There was a time when there was an outcry against the single story that African literature was becoming. Internet literature changed this because it complements the book and the result is a more nuanced narrative with depth and range. But the amazing work of brilliant young people is being ignored because powerful old people don’t read digital content. I cringe when I see these youngsters try to conform by writing wretched books that no one reads. Meanwhile readers are perched on okadas, reading Linda Ikeji on their cell phones. I dream of the day I can get millions to read Adichie rather than Linda Ikeji on their cellphones. I have nothing against books, I just think we are missing a great opportunity by ignoring Africa’s publisher of choice, the Internet.

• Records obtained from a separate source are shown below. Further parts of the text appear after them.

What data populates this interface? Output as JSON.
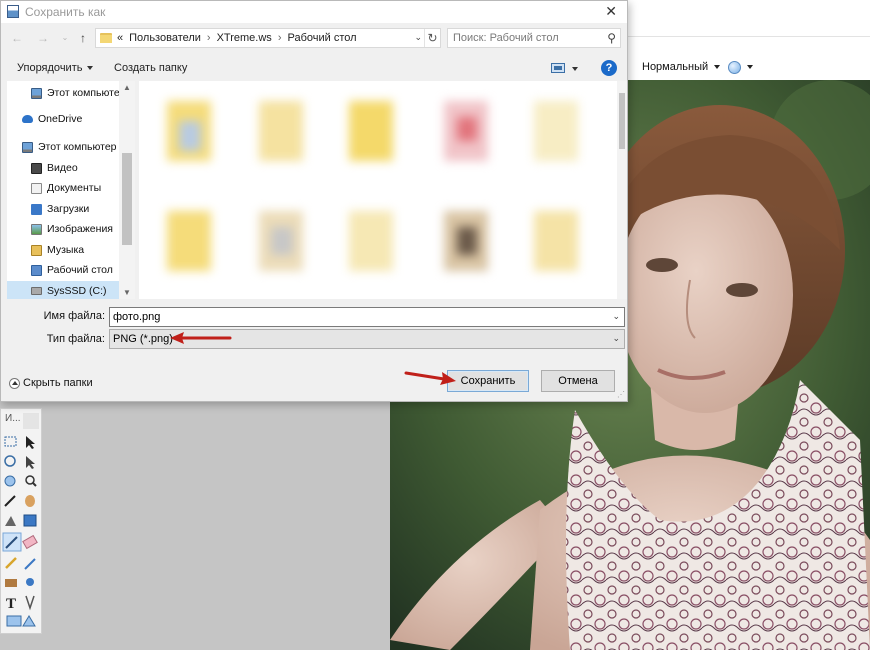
{
  "dialog": {
    "title": "Сохранить как",
    "breadcrumb": [
      "«",
      "Пользователи",
      "XTreme.ws",
      "Рабочий стол"
    ],
    "search_placeholder": "Поиск: Рабочий стол",
    "organize_label": "Упорядочить",
    "new_folder_label": "Создать папку",
    "nav_items": [
      {
        "label": "Этот компьютер",
        "icon": "computer-icon"
      },
      {
        "label": "OneDrive",
        "icon": "onedrive-icon"
      },
      {
        "label": "Этот компьютер",
        "icon": "computer-icon"
      },
      {
        "label": "Видео",
        "icon": "video-folder-icon"
      },
      {
        "label": "Документы",
        "icon": "documents-folder-icon"
      },
      {
        "label": "Загрузки",
        "icon": "downloads-folder-icon"
      },
      {
        "label": "Изображения",
        "icon": "pictures-folder-icon"
      },
      {
        "label": "Музыка",
        "icon": "music-folder-icon"
      },
      {
        "label": "Рабочий стол",
        "icon": "desktop-folder-icon"
      },
      {
        "label": "SysSSD (C:)",
        "icon": "drive-icon"
      }
    ],
    "filename_label": "Имя файла:",
    "filename_value": "фото.png",
    "filetype_label": "Тип файла:",
    "filetype_value": "PNG (*.png)",
    "hide_folders_label": "Скрыть папки",
    "save_label": "Сохранить",
    "cancel_label": "Отмена"
  },
  "background_app": {
    "zoom_label": "Нормальный",
    "tools_title": "И..."
  },
  "colors": {
    "accent": "#1b6ac9",
    "annotation_arrow": "#c0201a",
    "selection": "#cce4f7"
  }
}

We need more collaboration to have a robust conversation among dreamers and doers to tell the world that Africans like Nnedi Okorafor also write sci-fi and they do it well. It is time to change with the times.

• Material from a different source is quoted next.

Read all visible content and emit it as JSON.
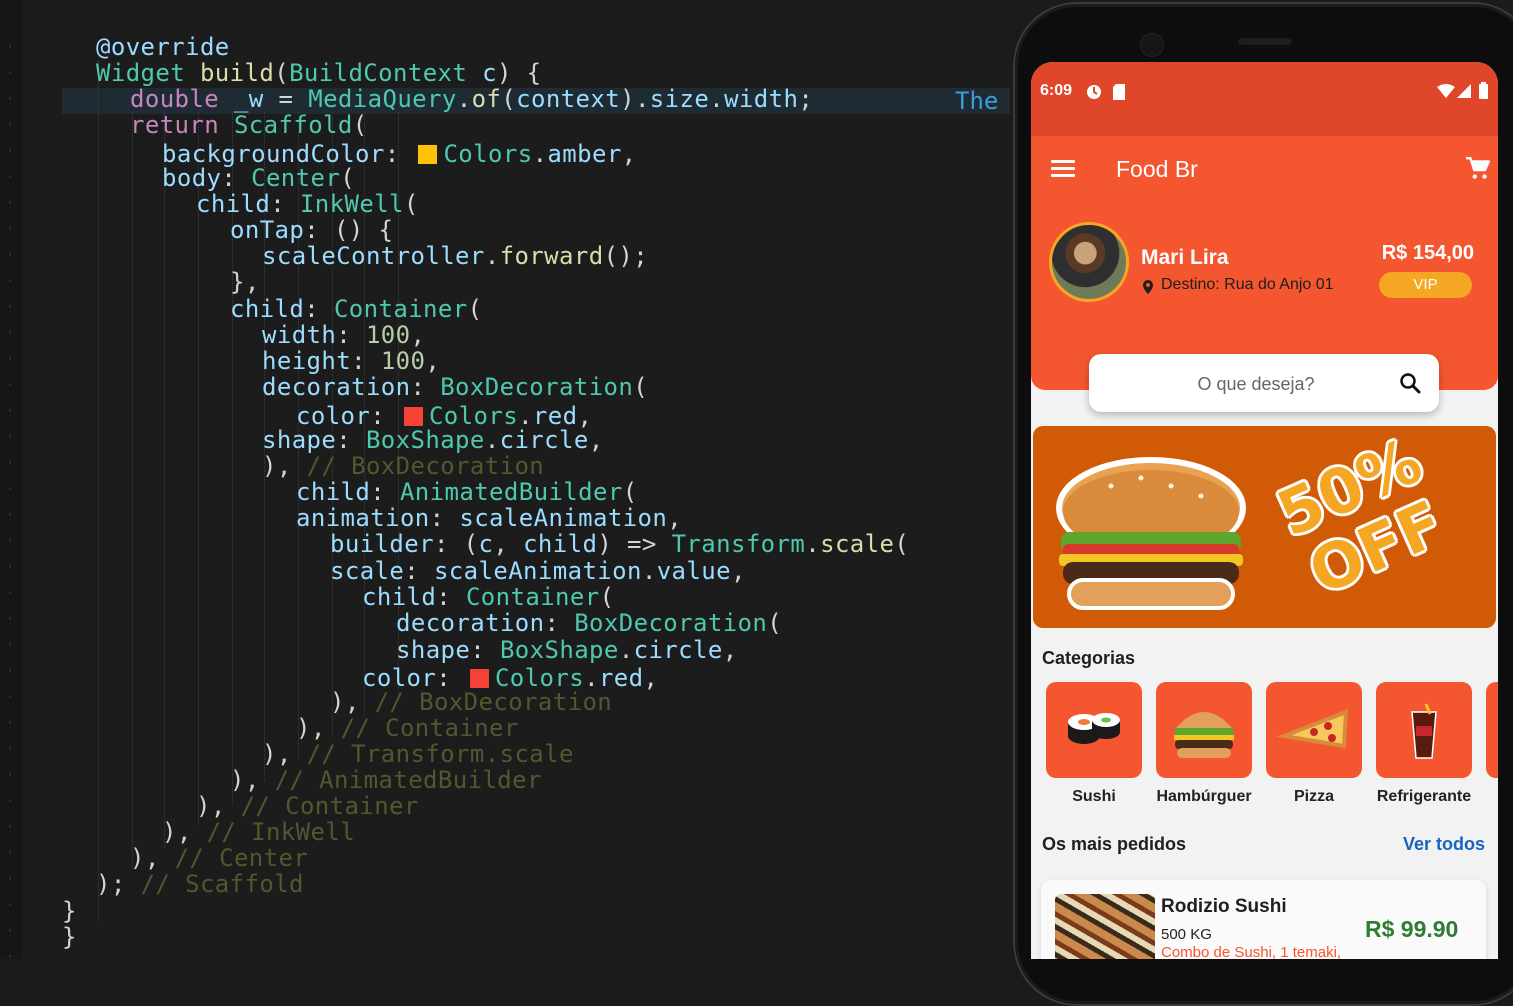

We must now talk about purpose. What is the purpose of all this writing? In my mind’s eye, I can see the typical Nigerian writer cowering in the dark, at home squinting askance at Soyinka’s admonition: The man dies in all who keep silent in the face of tyranny. The Nigerian writer has become adept at speaking from both sides of a quivering mouth – or marinating a stony silence in the face of rank injustice. Democracy is the new dictatorship in Africa; it has allowed men to trade uniforms for civilian clothes and continue the rape and pillage unabated. What has been happening in Nigeria since 1999 is more farcical than George Orwell’s Animal Farm. But the question remains: What should be the role of the writer in this dispensation? I hate to prescribe what I am unable to participate in. I imagine writers in the dark furiously scribbling away on a smartphone, writing that next work of fiction based on all of this. Books have always played a role in change. In the absence of the Internet, TV and radio, a book was the call to arms.
The Nigerian writer must be innovative. Imagine writing a short story all inside a DM or Whatsapp chat or Facebook message. How radical is that! Dear young writer. Be bold. Create new frontiers. Wean yourselves off of orthodoxy and the stifling confines of the classroom. Write a new story, make it an app, like Editi Effiong’s Bride price. Now, that is innovation.